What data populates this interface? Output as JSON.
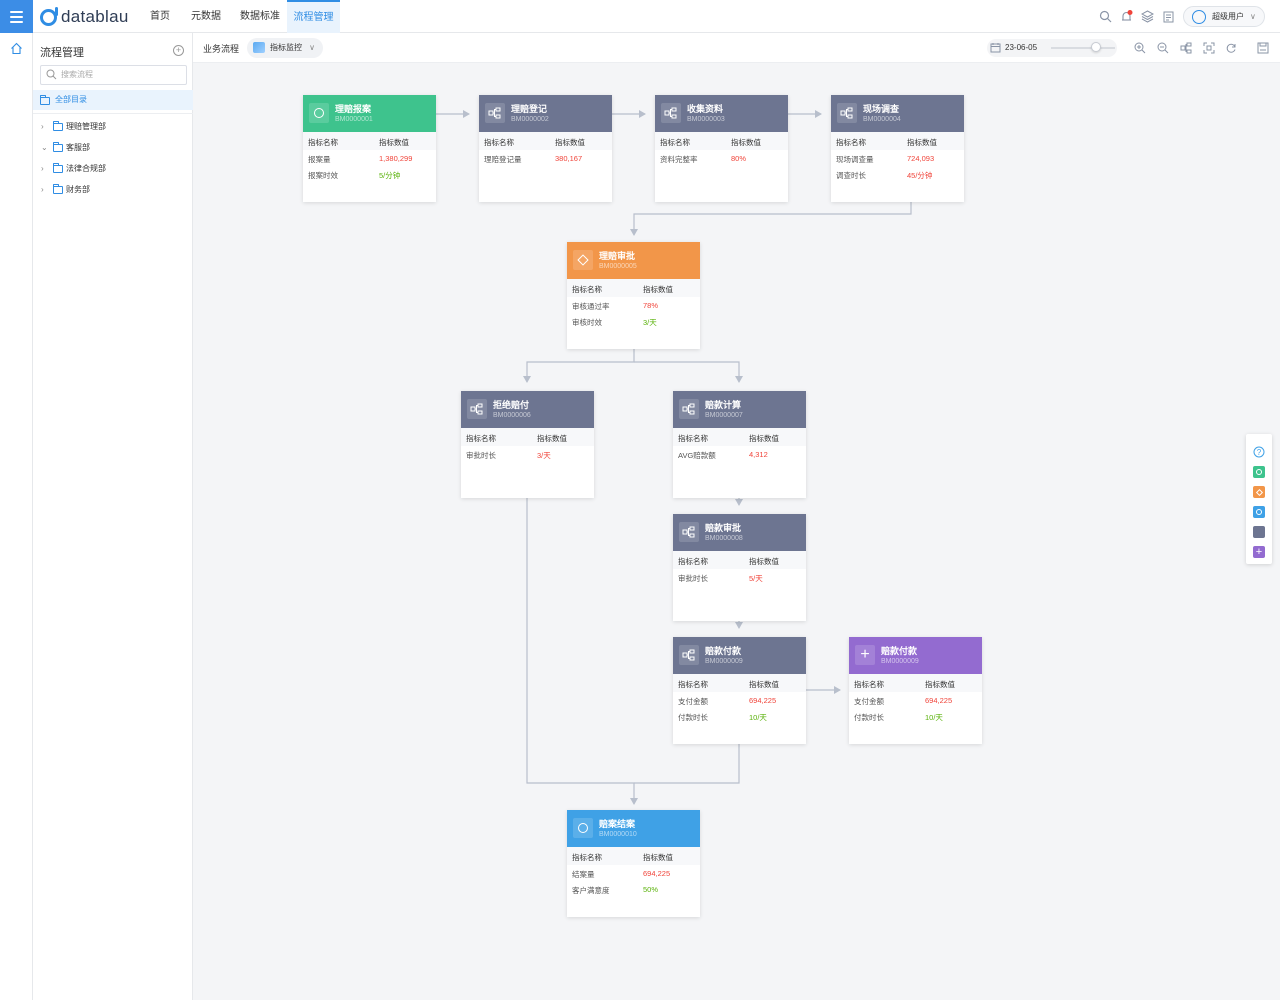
{
  "app": {
    "logo_text": "datablau"
  },
  "nav": {
    "items": [
      "首页",
      "元数据",
      "数据标准",
      "流程管理"
    ],
    "active": "流程管理"
  },
  "user": {
    "name": "超级用户",
    "notification_badge": "1"
  },
  "sidebar": {
    "title": "流程管理",
    "search_placeholder": "搜索流程",
    "root": "全部目录",
    "tree": [
      {
        "label": "理赔管理部",
        "expanded": false
      },
      {
        "label": "客服部",
        "expanded": true
      },
      {
        "label": "法律合规部",
        "expanded": false
      },
      {
        "label": "财务部",
        "expanded": false
      }
    ]
  },
  "toolbar": {
    "flow_title": "业务流程",
    "view_select": "指标监控",
    "date": "23-06-05"
  },
  "table_headers": {
    "name": "指标名称",
    "value": "指标数值"
  },
  "nodes": [
    {
      "id": "n1",
      "title": "理赔报案",
      "code": "BM0000001",
      "kind": "start",
      "color": "#3ec38d",
      "rows": [
        {
          "name": "报案量",
          "value": "1,380,299",
          "status": "red"
        },
        {
          "name": "报案时效",
          "value": "5/分钟",
          "status": "green"
        }
      ]
    },
    {
      "id": "n2",
      "title": "理赔登记",
      "code": "BM0000002",
      "kind": "task",
      "color": "#6d7591",
      "rows": [
        {
          "name": "理赔登记量",
          "value": "380,167",
          "status": "red"
        }
      ]
    },
    {
      "id": "n3",
      "title": "收集资料",
      "code": "BM0000003",
      "kind": "task",
      "color": "#6d7591",
      "rows": [
        {
          "name": "资料完整率",
          "value": "80%",
          "status": "red"
        }
      ]
    },
    {
      "id": "n4",
      "title": "现场调查",
      "code": "BM0000004",
      "kind": "task",
      "color": "#6d7591",
      "rows": [
        {
          "name": "现场调查量",
          "value": "724,093",
          "status": "red"
        },
        {
          "name": "调查时长",
          "value": "45/分钟",
          "status": "red"
        }
      ]
    },
    {
      "id": "n5",
      "title": "理赔审批",
      "code": "BM0000005",
      "kind": "gateway",
      "color": "#f29649",
      "rows": [
        {
          "name": "审核通过率",
          "value": "78%",
          "status": "red"
        },
        {
          "name": "审核时效",
          "value": "3/天",
          "status": "green"
        }
      ]
    },
    {
      "id": "n6",
      "title": "拒绝赔付",
      "code": "BM0000006",
      "kind": "task",
      "color": "#6d7591",
      "rows": [
        {
          "name": "审批时长",
          "value": "3/天",
          "status": "red"
        }
      ]
    },
    {
      "id": "n7",
      "title": "赔款计算",
      "code": "BM0000007",
      "kind": "task",
      "color": "#6d7591",
      "rows": [
        {
          "name": "AVG赔款额",
          "value": "4,312",
          "status": "red"
        }
      ]
    },
    {
      "id": "n8",
      "title": "赔款审批",
      "code": "BM0000008",
      "kind": "task",
      "color": "#6d7591",
      "rows": [
        {
          "name": "审批时长",
          "value": "5/天",
          "status": "red"
        }
      ]
    },
    {
      "id": "n9",
      "title": "赔款付款",
      "code": "BM0000009",
      "kind": "task",
      "color": "#6d7591",
      "rows": [
        {
          "name": "支付金额",
          "value": "694,225",
          "status": "red"
        },
        {
          "name": "付款时长",
          "value": "10/天",
          "status": "green"
        }
      ]
    },
    {
      "id": "n10",
      "title": "赔款付款",
      "code": "BM0000009",
      "kind": "subprocess",
      "color": "#936bd0",
      "rows": [
        {
          "name": "支付金额",
          "value": "694,225",
          "status": "red"
        },
        {
          "name": "付款时长",
          "value": "10/天",
          "status": "green"
        }
      ]
    },
    {
      "id": "n11",
      "title": "赔案结案",
      "code": "BM0000010",
      "kind": "end",
      "color": "#3fa1e6",
      "rows": [
        {
          "name": "结案量",
          "value": "694,225",
          "status": "red"
        },
        {
          "name": "客户满意度",
          "value": "50%",
          "status": "green"
        }
      ]
    }
  ],
  "palette": [
    "help-icon",
    "start-node-icon",
    "gateway-node-icon",
    "end-node-icon",
    "task-node-icon",
    "subprocess-node-icon"
  ]
}
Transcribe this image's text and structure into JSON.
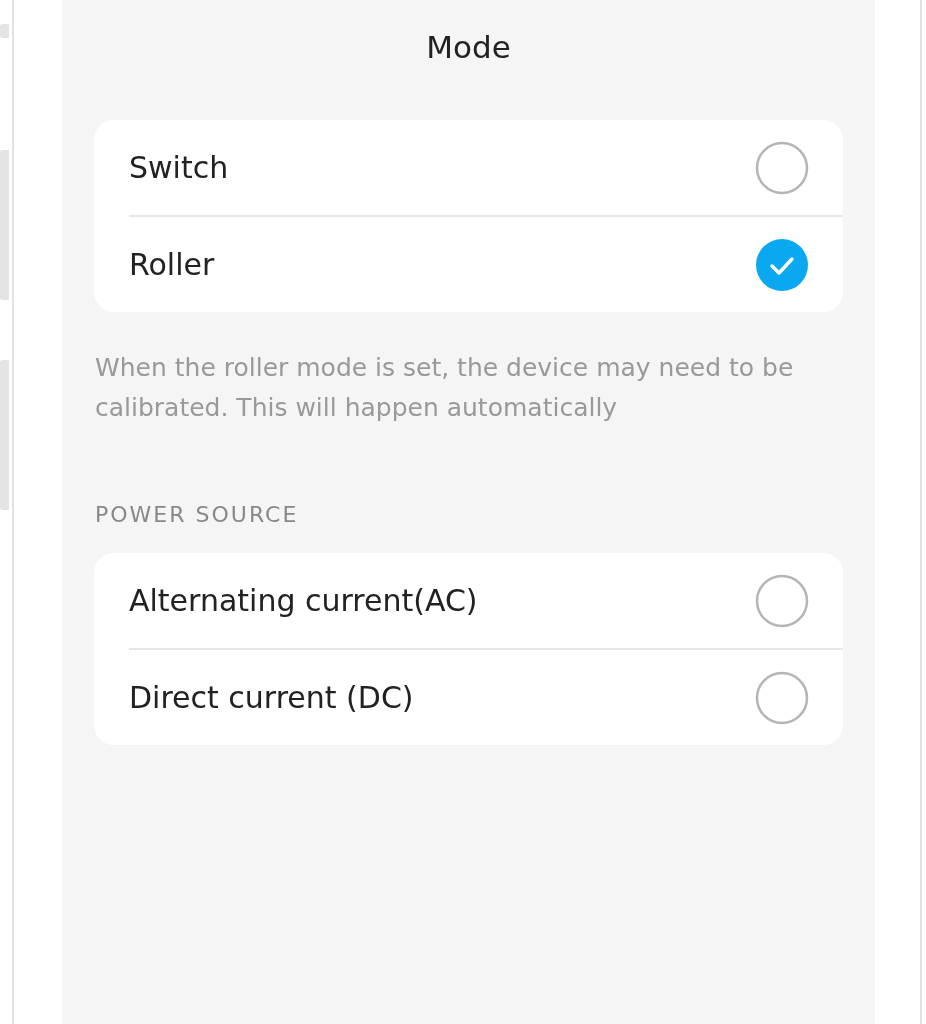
{
  "title": "Mode",
  "mode_options": [
    {
      "label": "Switch",
      "selected": false
    },
    {
      "label": "Roller",
      "selected": true
    }
  ],
  "mode_note": "When the roller mode is set, the device may need to be calibrated. This will happen automatically",
  "power_source": {
    "heading": "POWER SOURCE",
    "options": [
      {
        "label": "Alternating current(AC)",
        "selected": false
      },
      {
        "label": "Direct current (DC)",
        "selected": false
      }
    ]
  }
}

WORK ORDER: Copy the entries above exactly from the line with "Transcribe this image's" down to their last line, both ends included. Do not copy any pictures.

SOLVED PROBLEM:
Transcribe this image's text and structure into JSON.
{
  "title": "Mode",
  "mode_options": [
    {
      "label": "Switch",
      "selected": false
    },
    {
      "label": "Roller",
      "selected": true
    }
  ],
  "mode_note": "When the roller mode is set, the device may need to be calibrated. This will happen automatically",
  "power_source": {
    "heading": "POWER SOURCE",
    "options": [
      {
        "label": "Alternating current(AC)",
        "selected": false
      },
      {
        "label": "Direct current (DC)",
        "selected": false
      }
    ]
  }
}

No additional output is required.